airlines Posts

Has Airline Consolidation Gone Too Far?

Airline consolidation over recent decades

Last week, we learned that the US Justice Department and six states filed an antitrust suit to prevent American Airlines from merging with US Air. The government’s position is that while the merger would benefit the two companies and the air travel industry as a whole, it would have a negative impact on consumers through higher fares and fees. The airlines disagree, claiming the merger would result in improved service for customers; It would also allow American Airlines to emerge from bankruptcy court protection, where it has been since filing in 2011.

It’s Cheaper to Fly Now than in 1999!

Think back ten years ago, what were you doing? Did you travel on any airplanes in 1999? If you did, it cost you more then than it would cost you today. That’s the startling conclusion presented in a Chicago Tribune story about the falling price of air travel.

“Passengers paid 5.1 percent less to travel on average during the early months of this year than they did in the same period in 1999, when fares averaged $332.”

And despite lower fuel costs than last year at this time, airlines are taking a beating with fewer business class and cargo to make up for the low coach seats.

Tom Parsons, of suggests that booking on a Monday, Thursday or Friday gives the lowest fares. “Carriers are eager to fill seats as they navigate the steep drop in business travel since the Wall St. collapse in September 2008,” the article stated.

Airlines are going to battle this situation by grounding more planes, and cutting capacity whereever they can. This will help them sell the seats they do have at a reasonable profit.

What Ever Happened to the Flat Tire Rule?

Christopher Elliot  writes on MSNBC about some of the things airlines used to do, that made traveling easier and, well, nicer for passengers. One of these now gone traditions is the ‘flat tire rule.’  This meant that if something happened to a passenger that was out of their control and they missed their flight, they could rebook on a later flight at no charge. Elliot cites an example of a woman who had to wait in a very long line for an American flight and finally missed her flight due to the wait.  Tough luck, they said, making her pay $2600 for a ticket the next day.

The Flat Tire rule says Elliot, “formalizes a double standard. Passengers are supposed to give airlines a break if there’s bad weather or a mechanical delay, so the same was once afforded passengers. You miss the flight for a reasonable reason, hey, no problem take the next one. Southwest still has such a rule, although it is somewhat more informal. An SWA spokesman said that they “empower their employees to handle each situation on a case-by-case basis,’ meaning it’s ambiguous enough for some flexibility.

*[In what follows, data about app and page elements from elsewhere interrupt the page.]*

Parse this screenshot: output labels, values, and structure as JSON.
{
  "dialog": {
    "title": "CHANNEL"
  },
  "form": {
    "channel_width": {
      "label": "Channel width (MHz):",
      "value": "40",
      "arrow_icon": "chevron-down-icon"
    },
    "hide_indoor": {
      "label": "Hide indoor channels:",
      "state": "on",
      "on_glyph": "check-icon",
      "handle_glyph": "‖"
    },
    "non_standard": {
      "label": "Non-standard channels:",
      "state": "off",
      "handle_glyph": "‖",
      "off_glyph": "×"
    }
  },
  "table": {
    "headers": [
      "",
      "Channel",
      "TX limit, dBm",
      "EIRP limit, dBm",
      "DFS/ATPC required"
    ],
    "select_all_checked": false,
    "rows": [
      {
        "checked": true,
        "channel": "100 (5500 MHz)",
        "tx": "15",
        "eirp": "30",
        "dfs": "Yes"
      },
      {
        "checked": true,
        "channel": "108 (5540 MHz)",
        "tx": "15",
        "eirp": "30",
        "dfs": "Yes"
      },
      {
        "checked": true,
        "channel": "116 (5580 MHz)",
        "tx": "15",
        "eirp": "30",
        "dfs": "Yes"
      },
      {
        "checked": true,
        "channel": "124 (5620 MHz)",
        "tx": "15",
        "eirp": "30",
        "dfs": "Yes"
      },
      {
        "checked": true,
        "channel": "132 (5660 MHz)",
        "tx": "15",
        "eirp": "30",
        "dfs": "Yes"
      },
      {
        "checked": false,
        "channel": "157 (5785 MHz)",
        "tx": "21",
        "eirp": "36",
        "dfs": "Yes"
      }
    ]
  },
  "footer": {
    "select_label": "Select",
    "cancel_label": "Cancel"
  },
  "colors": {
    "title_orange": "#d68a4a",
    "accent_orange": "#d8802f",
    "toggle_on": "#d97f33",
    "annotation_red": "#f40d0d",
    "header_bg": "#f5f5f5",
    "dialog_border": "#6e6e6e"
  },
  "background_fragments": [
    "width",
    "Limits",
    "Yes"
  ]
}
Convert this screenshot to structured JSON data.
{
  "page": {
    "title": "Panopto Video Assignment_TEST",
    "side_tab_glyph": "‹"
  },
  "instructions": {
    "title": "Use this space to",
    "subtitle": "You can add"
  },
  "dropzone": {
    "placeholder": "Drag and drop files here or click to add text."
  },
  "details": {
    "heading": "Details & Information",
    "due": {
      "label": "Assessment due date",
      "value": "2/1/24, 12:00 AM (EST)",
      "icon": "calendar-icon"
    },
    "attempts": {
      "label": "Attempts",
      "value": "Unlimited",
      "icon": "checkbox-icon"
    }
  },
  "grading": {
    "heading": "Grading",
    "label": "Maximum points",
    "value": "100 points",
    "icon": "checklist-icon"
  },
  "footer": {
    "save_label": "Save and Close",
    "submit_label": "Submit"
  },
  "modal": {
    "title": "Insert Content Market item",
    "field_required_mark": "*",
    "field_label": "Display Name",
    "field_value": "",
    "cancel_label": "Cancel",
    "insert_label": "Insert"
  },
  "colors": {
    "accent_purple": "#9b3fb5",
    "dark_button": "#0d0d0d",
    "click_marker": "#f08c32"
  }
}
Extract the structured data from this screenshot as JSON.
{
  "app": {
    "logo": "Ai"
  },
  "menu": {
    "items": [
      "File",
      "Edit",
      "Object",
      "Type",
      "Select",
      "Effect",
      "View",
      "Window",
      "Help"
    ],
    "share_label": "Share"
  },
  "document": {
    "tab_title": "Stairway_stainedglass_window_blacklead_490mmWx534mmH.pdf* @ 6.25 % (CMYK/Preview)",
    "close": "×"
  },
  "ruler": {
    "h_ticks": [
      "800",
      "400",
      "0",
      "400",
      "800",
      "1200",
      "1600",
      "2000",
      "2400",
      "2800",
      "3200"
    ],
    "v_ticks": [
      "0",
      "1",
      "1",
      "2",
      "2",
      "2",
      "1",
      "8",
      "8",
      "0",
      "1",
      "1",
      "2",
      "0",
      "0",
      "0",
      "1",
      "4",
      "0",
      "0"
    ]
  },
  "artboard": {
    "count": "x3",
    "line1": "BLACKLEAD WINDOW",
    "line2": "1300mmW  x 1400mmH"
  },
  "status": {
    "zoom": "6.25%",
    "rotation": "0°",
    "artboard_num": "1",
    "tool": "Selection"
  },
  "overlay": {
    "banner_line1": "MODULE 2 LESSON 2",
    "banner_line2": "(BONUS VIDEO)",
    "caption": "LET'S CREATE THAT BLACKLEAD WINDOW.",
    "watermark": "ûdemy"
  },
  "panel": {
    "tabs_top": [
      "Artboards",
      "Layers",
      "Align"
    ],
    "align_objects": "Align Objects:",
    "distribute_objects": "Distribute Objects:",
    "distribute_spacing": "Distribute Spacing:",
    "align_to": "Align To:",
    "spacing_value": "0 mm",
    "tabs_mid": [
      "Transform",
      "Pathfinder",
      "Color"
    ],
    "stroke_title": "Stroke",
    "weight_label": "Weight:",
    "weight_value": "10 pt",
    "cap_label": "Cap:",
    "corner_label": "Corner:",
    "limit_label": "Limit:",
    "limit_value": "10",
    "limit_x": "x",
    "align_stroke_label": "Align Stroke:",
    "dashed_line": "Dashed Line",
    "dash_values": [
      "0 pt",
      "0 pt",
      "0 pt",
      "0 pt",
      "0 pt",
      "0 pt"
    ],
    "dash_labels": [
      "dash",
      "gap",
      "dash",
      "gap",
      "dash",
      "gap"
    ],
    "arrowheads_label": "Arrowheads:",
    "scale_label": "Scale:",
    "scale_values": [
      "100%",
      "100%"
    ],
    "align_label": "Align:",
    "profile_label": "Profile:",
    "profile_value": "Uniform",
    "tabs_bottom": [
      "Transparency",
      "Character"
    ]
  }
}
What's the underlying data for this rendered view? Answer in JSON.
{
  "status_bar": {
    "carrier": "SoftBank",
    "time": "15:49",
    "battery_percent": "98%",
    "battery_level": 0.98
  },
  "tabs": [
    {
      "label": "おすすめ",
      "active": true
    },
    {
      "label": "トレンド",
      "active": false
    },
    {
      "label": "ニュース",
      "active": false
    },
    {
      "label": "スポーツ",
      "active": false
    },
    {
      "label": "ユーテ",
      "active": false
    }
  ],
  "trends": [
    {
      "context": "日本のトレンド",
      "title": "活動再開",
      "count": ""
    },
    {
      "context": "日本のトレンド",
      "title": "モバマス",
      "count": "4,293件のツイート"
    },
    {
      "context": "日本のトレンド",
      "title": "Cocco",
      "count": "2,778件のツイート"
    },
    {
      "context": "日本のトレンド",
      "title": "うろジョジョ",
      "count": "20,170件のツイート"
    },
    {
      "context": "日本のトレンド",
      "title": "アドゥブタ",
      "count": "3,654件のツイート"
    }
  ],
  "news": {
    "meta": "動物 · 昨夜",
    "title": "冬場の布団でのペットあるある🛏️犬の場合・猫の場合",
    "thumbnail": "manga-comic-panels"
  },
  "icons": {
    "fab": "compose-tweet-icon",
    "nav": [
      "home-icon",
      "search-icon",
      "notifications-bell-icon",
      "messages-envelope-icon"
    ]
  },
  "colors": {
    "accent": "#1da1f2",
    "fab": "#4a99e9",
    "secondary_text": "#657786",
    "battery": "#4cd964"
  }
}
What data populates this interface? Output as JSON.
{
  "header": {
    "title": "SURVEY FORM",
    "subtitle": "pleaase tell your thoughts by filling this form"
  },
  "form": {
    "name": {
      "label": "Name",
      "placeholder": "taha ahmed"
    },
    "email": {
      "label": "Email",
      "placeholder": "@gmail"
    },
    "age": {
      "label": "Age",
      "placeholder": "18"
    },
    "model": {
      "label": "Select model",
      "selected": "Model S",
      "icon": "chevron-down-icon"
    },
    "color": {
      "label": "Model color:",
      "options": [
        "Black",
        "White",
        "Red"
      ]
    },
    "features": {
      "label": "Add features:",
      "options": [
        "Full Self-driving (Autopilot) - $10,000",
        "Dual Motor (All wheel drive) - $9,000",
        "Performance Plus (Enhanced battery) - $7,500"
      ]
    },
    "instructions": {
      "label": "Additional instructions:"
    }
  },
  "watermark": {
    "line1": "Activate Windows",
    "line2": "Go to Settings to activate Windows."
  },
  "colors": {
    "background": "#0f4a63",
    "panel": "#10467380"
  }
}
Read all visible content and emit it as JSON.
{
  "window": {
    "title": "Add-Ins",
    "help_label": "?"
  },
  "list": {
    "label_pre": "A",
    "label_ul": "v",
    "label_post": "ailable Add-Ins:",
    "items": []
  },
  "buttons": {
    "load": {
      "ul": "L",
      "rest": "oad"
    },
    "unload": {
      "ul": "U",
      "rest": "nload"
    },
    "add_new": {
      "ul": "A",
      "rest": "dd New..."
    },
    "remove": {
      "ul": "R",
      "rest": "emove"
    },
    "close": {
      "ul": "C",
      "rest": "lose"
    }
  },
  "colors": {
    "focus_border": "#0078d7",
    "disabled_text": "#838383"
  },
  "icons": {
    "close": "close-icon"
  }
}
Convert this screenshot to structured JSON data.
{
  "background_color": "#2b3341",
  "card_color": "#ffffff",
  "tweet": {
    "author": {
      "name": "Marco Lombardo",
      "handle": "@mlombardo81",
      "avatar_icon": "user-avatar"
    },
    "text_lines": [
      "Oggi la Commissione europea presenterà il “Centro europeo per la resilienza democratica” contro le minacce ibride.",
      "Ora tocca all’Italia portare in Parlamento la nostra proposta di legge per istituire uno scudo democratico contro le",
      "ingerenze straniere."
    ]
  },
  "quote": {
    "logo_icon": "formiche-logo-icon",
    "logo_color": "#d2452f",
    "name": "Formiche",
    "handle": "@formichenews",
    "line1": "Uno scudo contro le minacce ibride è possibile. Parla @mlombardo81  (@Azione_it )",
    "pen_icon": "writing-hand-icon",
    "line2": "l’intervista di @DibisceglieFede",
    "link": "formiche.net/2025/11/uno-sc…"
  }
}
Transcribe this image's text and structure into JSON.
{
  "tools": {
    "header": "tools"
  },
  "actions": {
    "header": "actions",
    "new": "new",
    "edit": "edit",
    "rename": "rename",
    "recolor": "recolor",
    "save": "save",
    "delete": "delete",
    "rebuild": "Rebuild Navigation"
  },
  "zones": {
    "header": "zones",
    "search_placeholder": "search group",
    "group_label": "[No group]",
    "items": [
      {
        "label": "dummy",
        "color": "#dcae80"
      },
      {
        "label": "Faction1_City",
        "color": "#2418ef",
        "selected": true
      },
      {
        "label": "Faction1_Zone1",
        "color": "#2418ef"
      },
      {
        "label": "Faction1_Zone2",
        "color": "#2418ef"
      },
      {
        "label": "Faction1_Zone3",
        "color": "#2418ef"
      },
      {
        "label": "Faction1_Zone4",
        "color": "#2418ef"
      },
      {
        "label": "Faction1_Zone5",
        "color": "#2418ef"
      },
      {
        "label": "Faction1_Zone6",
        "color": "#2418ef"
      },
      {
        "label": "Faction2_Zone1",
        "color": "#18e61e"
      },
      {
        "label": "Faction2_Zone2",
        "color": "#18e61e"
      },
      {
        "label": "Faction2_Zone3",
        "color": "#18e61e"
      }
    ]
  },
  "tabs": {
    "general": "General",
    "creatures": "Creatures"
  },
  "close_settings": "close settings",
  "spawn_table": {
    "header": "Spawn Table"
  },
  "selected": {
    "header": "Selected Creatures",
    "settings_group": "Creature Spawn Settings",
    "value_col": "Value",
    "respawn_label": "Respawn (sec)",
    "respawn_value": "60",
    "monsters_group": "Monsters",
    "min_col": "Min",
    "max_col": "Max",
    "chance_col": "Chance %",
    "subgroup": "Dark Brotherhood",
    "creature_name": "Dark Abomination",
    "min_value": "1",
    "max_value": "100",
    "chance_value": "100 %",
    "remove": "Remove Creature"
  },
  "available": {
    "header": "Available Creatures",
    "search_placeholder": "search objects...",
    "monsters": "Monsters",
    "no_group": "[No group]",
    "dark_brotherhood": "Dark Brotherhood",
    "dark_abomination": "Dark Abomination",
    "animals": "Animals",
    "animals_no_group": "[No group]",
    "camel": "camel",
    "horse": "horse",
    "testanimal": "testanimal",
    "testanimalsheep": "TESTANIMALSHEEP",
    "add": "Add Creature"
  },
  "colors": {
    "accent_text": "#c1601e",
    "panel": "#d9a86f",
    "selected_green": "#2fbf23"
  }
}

Another rule has to do with rental cars and how late you can return them. A few years ago a one hour grace period was cut to just a half hour, and in some cases, closed entirely. Elliot argues, quite reasonably, the same way…we cut the rental companies a break if the only cars left are gas guzzling SUVs or too-small econoboxes and often wait in long lines to rent…so shouldn’t they give us the same sort of a break?

Those Annoying Baggage Fees Mean Billions in Airline Revenue

On the needle-thin Canadair regional jet, I was cramped and unhappy. That’s because in my carry-on bag the sunscreen I’d brought with me was rudely confiscated by the TSA at Bradley’s security check. They even took a nearly flat tube of toothpaste. “But that’s way less than three ounces,” I complained. “We have no way of measuring that,” said the TSA agent like a dumb robot.

But I was intrigued when I read in Scott McCarthey’s Middle Seat column in the Wall Street Journal that airlines have made a bundle on their new baggage fees. In fact US Air should earn between $400 and 500 million more from such ‘ancillary revenue.’  The fees are becoming the only reliable profit center for struggling airlines.

Despite the majority of flyers like me, who insist on bringing their rolling totes with us and then never being able to fit them in the small overheads of the plane, these fees are still being paid by many, many travelers.

For United Airlines,the total take for ancillary revenue will be a whopping $1.2 billion this year! That’s more than even the airline’s own cargo division hauls in. It also enough to pay a full one quarter of United’s yearly payroll.

Airlines are saying that they expect an uptick this summer, but aren’t sure yet. But one thing is for sure, they’re not going to roll back these lucrative baggage fees any time soon.